How long should you spend at Enchanted Forest/Water Safari?
My daughter would have been ecstatic to have spent two days in the water park alone. Our being able to intersperse trips down the waterslides with amusement park rides, trips over the park on the Sky Ride (we must have done this 5 or 6 times over the two days, at Ella’s request), a train ride and a Circus Show, enriched and enlivened the experience immensely. After two days at the park we felt like we could easily have spent another full day without risking any sense of boredom.
On the other hand, suppose you only have one day to spend at Enchanted Forest/Water Safari: Should you do it? My answer is an unequivocal yes. Even if the park is crowded, you and your kids should still be able to sample everything and feel that it was time well spent.
Enchanted Forest/Water Safari suffers from none of the problems I worry about in connection with water parks and amusement parks. It’s clean, almost impossibly so. Visitors must throw the occasional Coke can or candy wrapper on the ground, but the staff must be endlessly and stealthily on watch for litter, because there seemed to be none. That staff was also clean and alert and well-groomed, they were smilingly helpful whenever we had questions, and they were sweetly, gently, attentive in helping us and others into tubes and out of them and the like. I also worry about rowdy teenagers or others engaged in inappropriate behavior at such places; there was not the vaguest hint of anything like this during our stay at Enchanted Forest/Water Safari.
At the 2010 rates of $26.95 per adult per day, and $23.95 per child, Enchanted Forest/Water Safari is well worth the price of admission. (2010 season passes cost $79.95, and you can get a $1 discount on daily admission at the website.)
Ella and I stayed at the Water’s Edge Inn, which is right across the street—a three-minute walk—from the Enchanted Forest/Water Safari.
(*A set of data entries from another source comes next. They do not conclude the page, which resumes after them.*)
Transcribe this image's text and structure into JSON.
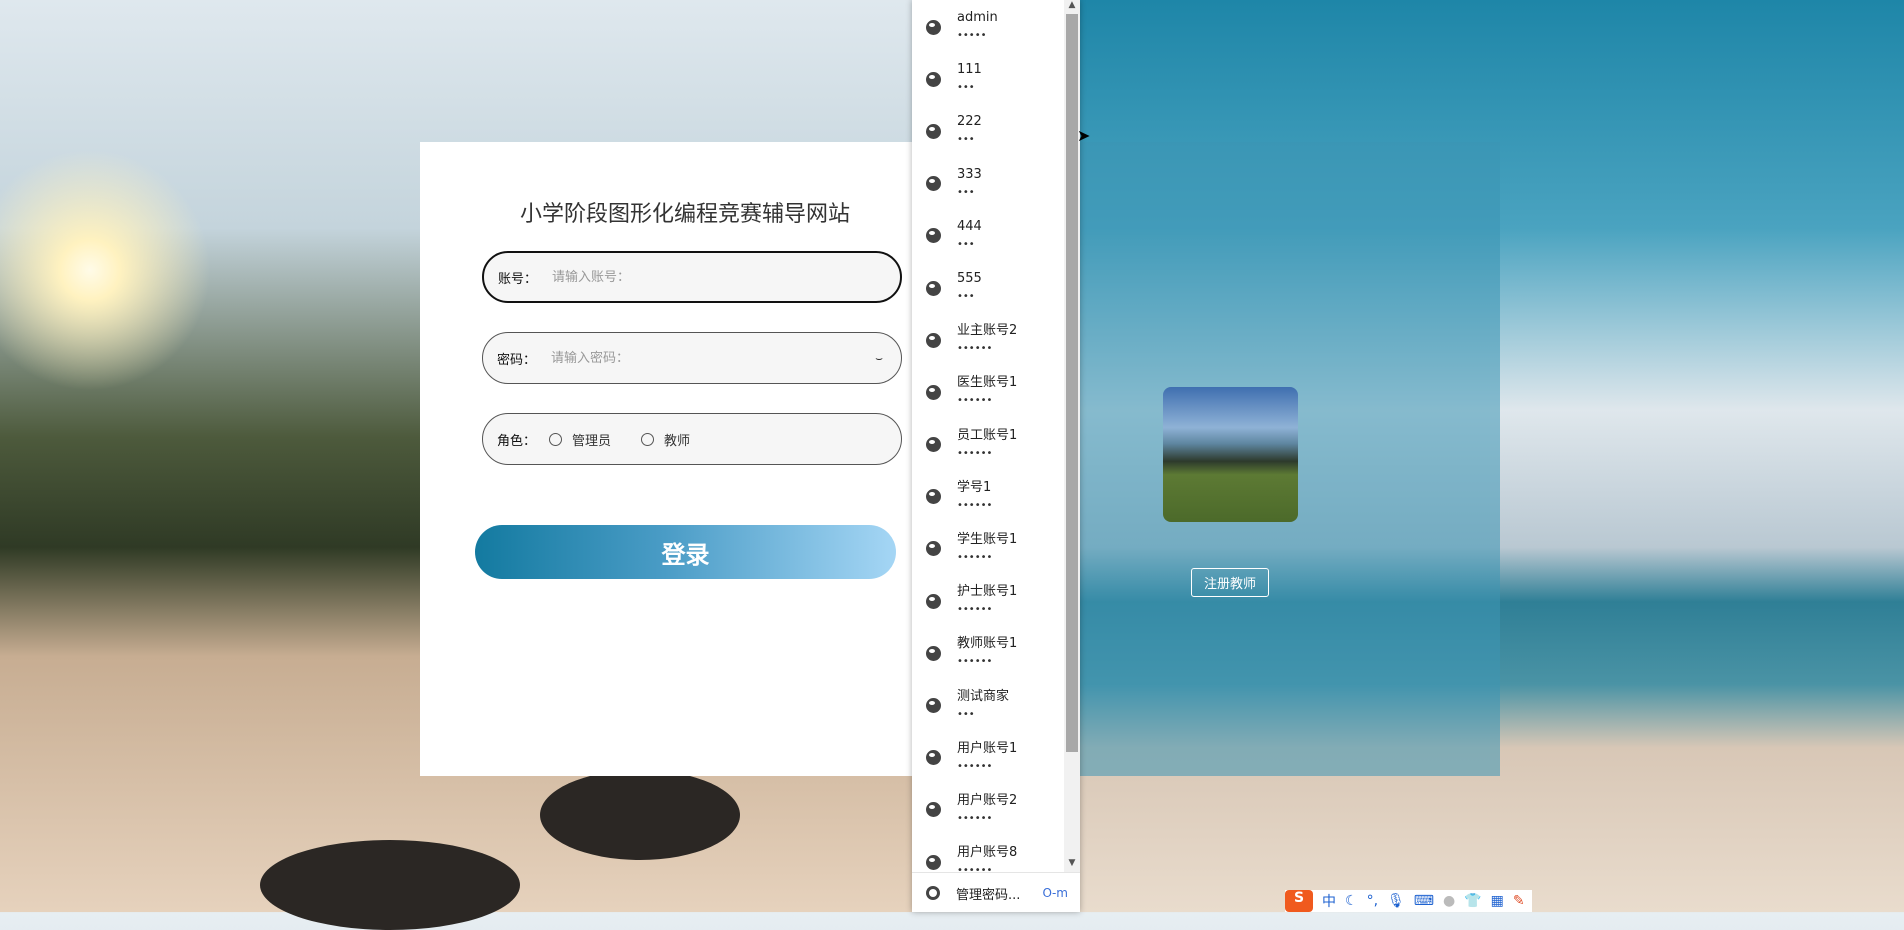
{
  "login": {
    "title": "小学阶段图形化编程竞赛辅导网站",
    "account_label": "账号：",
    "account_placeholder": "请输入账号：",
    "password_label": "密码：",
    "password_placeholder": "请输入密码：",
    "role_label": "角色：",
    "roles": [
      "管理员",
      "教师"
    ],
    "submit_label": "登录",
    "button_gradient": [
      "#137aa0",
      "#a5d6f5"
    ]
  },
  "side_panel": {
    "register_label": "注册教师"
  },
  "autofill": {
    "items": [
      {
        "user": "admin",
        "pw": "•••••"
      },
      {
        "user": "111",
        "pw": "•••"
      },
      {
        "user": "222",
        "pw": "•••"
      },
      {
        "user": "333",
        "pw": "•••"
      },
      {
        "user": "444",
        "pw": "•••"
      },
      {
        "user": "555",
        "pw": "•••"
      },
      {
        "user": "业主账号2",
        "pw": "••••••"
      },
      {
        "user": "医生账号1",
        "pw": "••••••"
      },
      {
        "user": "员工账号1",
        "pw": "••••••"
      },
      {
        "user": "学号1",
        "pw": "••••••"
      },
      {
        "user": "学生账号1",
        "pw": "••••••"
      },
      {
        "user": "护士账号1",
        "pw": "••••••"
      },
      {
        "user": "教师账号1",
        "pw": "••••••"
      },
      {
        "user": "测试商家",
        "pw": "•••"
      },
      {
        "user": "用户账号1",
        "pw": "••••••"
      },
      {
        "user": "用户账号2",
        "pw": "••••••"
      },
      {
        "user": "用户账号8",
        "pw": "••••••"
      }
    ],
    "manage_label": "管理密码..."
  },
  "ime": {
    "logo": "S",
    "mode": "中",
    "icons": [
      "moon-icon",
      "punctuation-icon",
      "microphone-icon",
      "keyboard-icon",
      "user-icon",
      "skin-icon",
      "apps-icon",
      "tools-icon"
    ]
  }
}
It’s a clean and handsome hotel, decorated in a rustic manner appropriate to the setting. Not cheap at $125 a night, but not unreasonable either. The continental breakfast was modest, but good. The park is right at the edge of the town of Old Forge, so there are lots of other hotels nearby, too.
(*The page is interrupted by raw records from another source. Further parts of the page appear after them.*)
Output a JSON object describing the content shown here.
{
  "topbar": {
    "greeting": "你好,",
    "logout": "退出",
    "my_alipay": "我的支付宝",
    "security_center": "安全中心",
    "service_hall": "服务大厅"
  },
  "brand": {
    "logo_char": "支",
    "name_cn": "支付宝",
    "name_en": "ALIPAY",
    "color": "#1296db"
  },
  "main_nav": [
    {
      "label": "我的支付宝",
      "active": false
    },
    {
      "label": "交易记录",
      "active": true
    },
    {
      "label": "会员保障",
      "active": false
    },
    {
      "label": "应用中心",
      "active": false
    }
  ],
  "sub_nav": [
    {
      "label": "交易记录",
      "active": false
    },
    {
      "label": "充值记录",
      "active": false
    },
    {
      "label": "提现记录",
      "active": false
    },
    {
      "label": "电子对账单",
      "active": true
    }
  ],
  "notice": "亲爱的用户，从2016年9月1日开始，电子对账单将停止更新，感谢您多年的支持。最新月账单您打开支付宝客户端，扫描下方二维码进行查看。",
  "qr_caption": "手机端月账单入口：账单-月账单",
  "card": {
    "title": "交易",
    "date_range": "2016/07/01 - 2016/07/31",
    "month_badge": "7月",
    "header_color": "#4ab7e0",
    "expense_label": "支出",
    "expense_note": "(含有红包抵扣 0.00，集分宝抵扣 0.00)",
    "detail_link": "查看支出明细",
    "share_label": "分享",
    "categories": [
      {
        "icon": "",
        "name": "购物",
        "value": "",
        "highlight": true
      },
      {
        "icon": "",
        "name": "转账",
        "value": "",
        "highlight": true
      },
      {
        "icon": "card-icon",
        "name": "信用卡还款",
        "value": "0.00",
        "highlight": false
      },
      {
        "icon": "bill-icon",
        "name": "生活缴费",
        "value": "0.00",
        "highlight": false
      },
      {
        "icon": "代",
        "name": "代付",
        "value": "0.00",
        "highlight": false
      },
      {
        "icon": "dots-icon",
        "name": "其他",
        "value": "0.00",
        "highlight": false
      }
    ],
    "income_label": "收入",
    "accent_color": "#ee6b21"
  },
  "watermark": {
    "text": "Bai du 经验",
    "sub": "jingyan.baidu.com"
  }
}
Its proximity to Old Forge, in the Adirondacks, right at the southern tip of the Fulton Chain, makes Enchanted Forest/Water Safari doubly wonderful. Ella and I ate our lunches and dinners in charming restaurants and rustic diners. We surveyed Fourth Lake from the Eagle Bay shore, and decided that the lake was shortchanged; it surely deserves at least as romantic a name as the bay. We had ice cream with several other families next to the covered bridge over the lake outlet, where we watched ducklings and their mother waddle precariously along the dam. We sat on a balcony overlooking the lake each evening before bedtime, as the sun set. We explored the very neat Old Forge Hardware Store where we got a dollhouse-sized chair—guess what type—as a gift for Ella’s sister. We hiked up Bald Mountain early Sunday morning and took in the breathtaking view from the fire tower.
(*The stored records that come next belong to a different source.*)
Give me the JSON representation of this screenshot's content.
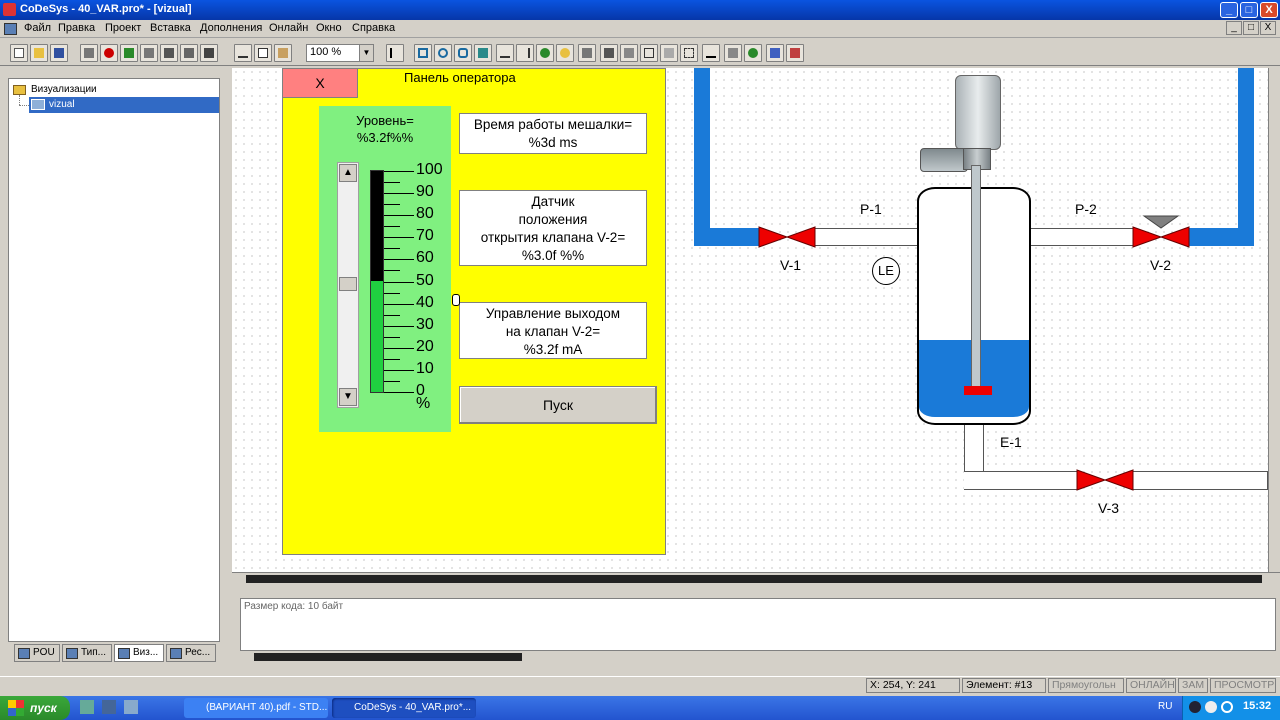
{
  "window": {
    "title": "CoDeSys - 40_VAR.pro* - [vizual]",
    "controls": [
      "_",
      "□",
      "X"
    ]
  },
  "menu": [
    "Файл",
    "Правка",
    "Проект",
    "Вставка",
    "Дополнения",
    "Онлайн",
    "Окно",
    "Справка"
  ],
  "toolbar": {
    "zoom": "100 %"
  },
  "tree": {
    "root": "Визуализации",
    "child": "vizual"
  },
  "left_tabs": [
    "POU",
    "Тип...",
    "Виз...",
    "Рес..."
  ],
  "panel": {
    "close_label": "X",
    "title": "Панель оператора",
    "level_title": "Уровень=\n%3.2f%%",
    "level_value_pct": 50,
    "scale": [
      "100",
      "90",
      "80",
      "70",
      "60",
      "50",
      "40",
      "30",
      "20",
      "10",
      "0"
    ],
    "scale_unit": "%",
    "mixer_time": "Время работы мешалки=\n%3d ms",
    "valve_sensor": "Датчик\nположения\nоткрытия клапана V-2=\n%3.0f %%",
    "valve_control": "Управление выходом\nна клапан V-2=\n%3.2f mA",
    "start_label": "Пуск"
  },
  "diagram": {
    "p1": "P-1",
    "p2": "P-2",
    "v1": "V-1",
    "v2": "V-2",
    "v3": "V-3",
    "le": "LE",
    "e1": "E-1",
    "water_level_pct": 33,
    "colors": {
      "water": "#1a7ad8",
      "valve": "#e00000"
    }
  },
  "output": {
    "text": "Размер кода: 10 байт"
  },
  "status": {
    "coords": "X:   254, Y:   241",
    "element": "Элемент: #13",
    "mode": "Прямоугольн",
    "online": "ОНЛАЙН",
    "zam": "ЗАМ",
    "view": "ПРОСМОТР"
  },
  "taskbar": {
    "start": "пуск",
    "tasks": [
      "(ВАРИАНТ 40).pdf - STD...",
      "CoDeSys - 40_VAR.pro*..."
    ],
    "lang": "RU",
    "clock": "15:32"
  }
}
Did Water Safari live up to its billing?
In short, Ella and I fit two weekends into one: a great vacation weekend for a parent and a great vacation weekend for a kid. We recommend it with four thumbs up.
Driving to Old Forge
Old Forge is 3½ hours from Rochester, 1 hour from Utica (the nearest airport), 2½ hours from Albany, 4½ hours from Buffalo, 4 hours from Montreal, 5¼ hours from New York City, and 5½ hours from Boston. Stay-and-play packages are available from the Old Forge Camping Resort and Water's Edge Inn. Print discounted tickets directly from Enchanted Forest/Water Safari's web site.